--- START ---

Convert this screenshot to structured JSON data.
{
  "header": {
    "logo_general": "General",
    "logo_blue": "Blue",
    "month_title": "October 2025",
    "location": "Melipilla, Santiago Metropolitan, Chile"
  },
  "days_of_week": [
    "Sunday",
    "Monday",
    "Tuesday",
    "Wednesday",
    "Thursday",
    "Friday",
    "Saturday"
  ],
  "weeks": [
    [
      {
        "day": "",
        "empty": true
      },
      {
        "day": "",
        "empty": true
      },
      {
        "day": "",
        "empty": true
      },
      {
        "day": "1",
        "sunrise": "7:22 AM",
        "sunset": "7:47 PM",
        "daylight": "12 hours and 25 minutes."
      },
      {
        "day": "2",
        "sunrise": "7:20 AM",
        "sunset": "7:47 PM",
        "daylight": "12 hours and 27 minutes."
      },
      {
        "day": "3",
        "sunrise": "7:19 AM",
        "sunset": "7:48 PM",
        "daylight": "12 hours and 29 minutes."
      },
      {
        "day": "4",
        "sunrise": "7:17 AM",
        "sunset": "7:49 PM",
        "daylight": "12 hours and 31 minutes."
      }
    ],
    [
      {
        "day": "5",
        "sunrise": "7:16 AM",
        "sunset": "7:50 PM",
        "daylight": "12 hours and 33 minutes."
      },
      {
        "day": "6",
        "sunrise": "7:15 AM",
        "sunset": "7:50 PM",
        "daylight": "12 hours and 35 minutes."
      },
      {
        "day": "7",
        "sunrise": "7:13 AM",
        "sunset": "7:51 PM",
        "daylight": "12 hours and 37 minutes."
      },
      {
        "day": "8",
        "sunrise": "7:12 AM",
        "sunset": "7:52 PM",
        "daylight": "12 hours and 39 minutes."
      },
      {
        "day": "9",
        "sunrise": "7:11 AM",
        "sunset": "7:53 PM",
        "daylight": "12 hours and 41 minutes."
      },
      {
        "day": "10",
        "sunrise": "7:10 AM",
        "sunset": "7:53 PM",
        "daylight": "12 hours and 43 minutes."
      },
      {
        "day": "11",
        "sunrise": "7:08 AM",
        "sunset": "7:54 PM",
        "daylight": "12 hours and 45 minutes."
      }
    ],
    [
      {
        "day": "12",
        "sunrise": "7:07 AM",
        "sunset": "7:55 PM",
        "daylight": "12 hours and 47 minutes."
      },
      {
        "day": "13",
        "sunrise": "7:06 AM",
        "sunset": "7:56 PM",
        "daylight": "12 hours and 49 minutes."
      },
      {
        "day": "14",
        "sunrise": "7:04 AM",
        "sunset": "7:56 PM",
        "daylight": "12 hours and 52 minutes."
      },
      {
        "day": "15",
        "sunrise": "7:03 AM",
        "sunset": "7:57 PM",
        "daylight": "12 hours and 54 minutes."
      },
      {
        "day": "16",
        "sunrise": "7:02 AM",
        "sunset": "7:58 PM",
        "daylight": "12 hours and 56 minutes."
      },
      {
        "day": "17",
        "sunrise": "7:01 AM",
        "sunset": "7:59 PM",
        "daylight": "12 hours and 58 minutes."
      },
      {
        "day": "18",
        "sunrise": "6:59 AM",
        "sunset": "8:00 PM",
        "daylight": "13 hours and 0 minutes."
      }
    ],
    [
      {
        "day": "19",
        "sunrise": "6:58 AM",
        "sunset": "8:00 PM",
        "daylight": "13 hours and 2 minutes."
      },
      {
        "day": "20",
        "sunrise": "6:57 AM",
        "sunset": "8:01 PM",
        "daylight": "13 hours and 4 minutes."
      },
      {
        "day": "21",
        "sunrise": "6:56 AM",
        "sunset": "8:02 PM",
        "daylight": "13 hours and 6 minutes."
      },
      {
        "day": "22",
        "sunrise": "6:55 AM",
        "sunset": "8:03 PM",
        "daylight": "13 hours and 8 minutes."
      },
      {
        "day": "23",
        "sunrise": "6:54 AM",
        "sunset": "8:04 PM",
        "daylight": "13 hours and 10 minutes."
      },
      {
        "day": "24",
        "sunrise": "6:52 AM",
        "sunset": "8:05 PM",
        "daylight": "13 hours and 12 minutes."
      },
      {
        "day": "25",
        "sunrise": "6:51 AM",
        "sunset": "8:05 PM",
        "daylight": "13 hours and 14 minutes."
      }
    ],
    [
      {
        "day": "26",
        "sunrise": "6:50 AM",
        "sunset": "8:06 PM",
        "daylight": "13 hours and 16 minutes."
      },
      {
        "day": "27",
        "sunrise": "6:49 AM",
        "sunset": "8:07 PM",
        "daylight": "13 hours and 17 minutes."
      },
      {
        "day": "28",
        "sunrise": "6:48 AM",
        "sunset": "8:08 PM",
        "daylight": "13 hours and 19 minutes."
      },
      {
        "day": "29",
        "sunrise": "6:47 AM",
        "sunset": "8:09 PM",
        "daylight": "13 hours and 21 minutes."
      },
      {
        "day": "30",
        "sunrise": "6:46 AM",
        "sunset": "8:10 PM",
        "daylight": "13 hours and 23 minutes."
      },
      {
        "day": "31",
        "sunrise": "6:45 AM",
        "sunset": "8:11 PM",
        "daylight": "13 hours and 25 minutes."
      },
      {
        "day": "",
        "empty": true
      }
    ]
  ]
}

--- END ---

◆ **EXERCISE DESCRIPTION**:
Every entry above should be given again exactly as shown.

◆ **SOLUTION TO THE PROBLEM**:
Convert this screenshot to structured JSON data.
{
  "header": {
    "logo_general": "General",
    "logo_blue": "Blue",
    "month_title": "October 2025",
    "location": "Melipilla, Santiago Metropolitan, Chile"
  },
  "days_of_week": [
    "Sunday",
    "Monday",
    "Tuesday",
    "Wednesday",
    "Thursday",
    "Friday",
    "Saturday"
  ],
  "weeks": [
    [
      {
        "day": "",
        "empty": true
      },
      {
        "day": "",
        "empty": true
      },
      {
        "day": "",
        "empty": true
      },
      {
        "day": "1",
        "sunrise": "7:22 AM",
        "sunset": "7:47 PM",
        "daylight": "12 hours and 25 minutes."
      },
      {
        "day": "2",
        "sunrise": "7:20 AM",
        "sunset": "7:47 PM",
        "daylight": "12 hours and 27 minutes."
      },
      {
        "day": "3",
        "sunrise": "7:19 AM",
        "sunset": "7:48 PM",
        "daylight": "12 hours and 29 minutes."
      },
      {
        "day": "4",
        "sunrise": "7:17 AM",
        "sunset": "7:49 PM",
        "daylight": "12 hours and 31 minutes."
      }
    ],
    [
      {
        "day": "5",
        "sunrise": "7:16 AM",
        "sunset": "7:50 PM",
        "daylight": "12 hours and 33 minutes."
      },
      {
        "day": "6",
        "sunrise": "7:15 AM",
        "sunset": "7:50 PM",
        "daylight": "12 hours and 35 minutes."
      },
      {
        "day": "7",
        "sunrise": "7:13 AM",
        "sunset": "7:51 PM",
        "daylight": "12 hours and 37 minutes."
      },
      {
        "day": "8",
        "sunrise": "7:12 AM",
        "sunset": "7:52 PM",
        "daylight": "12 hours and 39 minutes."
      },
      {
        "day": "9",
        "sunrise": "7:11 AM",
        "sunset": "7:53 PM",
        "daylight": "12 hours and 41 minutes."
      },
      {
        "day": "10",
        "sunrise": "7:10 AM",
        "sunset": "7:53 PM",
        "daylight": "12 hours and 43 minutes."
      },
      {
        "day": "11",
        "sunrise": "7:08 AM",
        "sunset": "7:54 PM",
        "daylight": "12 hours and 45 minutes."
      }
    ],
    [
      {
        "day": "12",
        "sunrise": "7:07 AM",
        "sunset": "7:55 PM",
        "daylight": "12 hours and 47 minutes."
      },
      {
        "day": "13",
        "sunrise": "7:06 AM",
        "sunset": "7:56 PM",
        "daylight": "12 hours and 49 minutes."
      },
      {
        "day": "14",
        "sunrise": "7:04 AM",
        "sunset": "7:56 PM",
        "daylight": "12 hours and 52 minutes."
      },
      {
        "day": "15",
        "sunrise": "7:03 AM",
        "sunset": "7:57 PM",
        "daylight": "12 hours and 54 minutes."
      },
      {
        "day": "16",
        "sunrise": "7:02 AM",
        "sunset": "7:58 PM",
        "daylight": "12 hours and 56 minutes."
      },
      {
        "day": "17",
        "sunrise": "7:01 AM",
        "sunset": "7:59 PM",
        "daylight": "12 hours and 58 minutes."
      },
      {
        "day": "18",
        "sunrise": "6:59 AM",
        "sunset": "8:00 PM",
        "daylight": "13 hours and 0 minutes."
      }
    ],
    [
      {
        "day": "19",
        "sunrise": "6:58 AM",
        "sunset": "8:00 PM",
        "daylight": "13 hours and 2 minutes."
      },
      {
        "day": "20",
        "sunrise": "6:57 AM",
        "sunset": "8:01 PM",
        "daylight": "13 hours and 4 minutes."
      },
      {
        "day": "21",
        "sunrise": "6:56 AM",
        "sunset": "8:02 PM",
        "daylight": "13 hours and 6 minutes."
      },
      {
        "day": "22",
        "sunrise": "6:55 AM",
        "sunset": "8:03 PM",
        "daylight": "13 hours and 8 minutes."
      },
      {
        "day": "23",
        "sunrise": "6:54 AM",
        "sunset": "8:04 PM",
        "daylight": "13 hours and 10 minutes."
      },
      {
        "day": "24",
        "sunrise": "6:52 AM",
        "sunset": "8:05 PM",
        "daylight": "13 hours and 12 minutes."
      },
      {
        "day": "25",
        "sunrise": "6:51 AM",
        "sunset": "8:05 PM",
        "daylight": "13 hours and 14 minutes."
      }
    ],
    [
      {
        "day": "26",
        "sunrise": "6:50 AM",
        "sunset": "8:06 PM",
        "daylight": "13 hours and 16 minutes."
      },
      {
        "day": "27",
        "sunrise": "6:49 AM",
        "sunset": "8:07 PM",
        "daylight": "13 hours and 17 minutes."
      },
      {
        "day": "28",
        "sunrise": "6:48 AM",
        "sunset": "8:08 PM",
        "daylight": "13 hours and 19 minutes."
      },
      {
        "day": "29",
        "sunrise": "6:47 AM",
        "sunset": "8:09 PM",
        "daylight": "13 hours and 21 minutes."
      },
      {
        "day": "30",
        "sunrise": "6:46 AM",
        "sunset": "8:10 PM",
        "daylight": "13 hours and 23 minutes."
      },
      {
        "day": "31",
        "sunrise": "6:45 AM",
        "sunset": "8:11 PM",
        "daylight": "13 hours and 25 minutes."
      },
      {
        "day": "",
        "empty": true
      }
    ]
  ]
}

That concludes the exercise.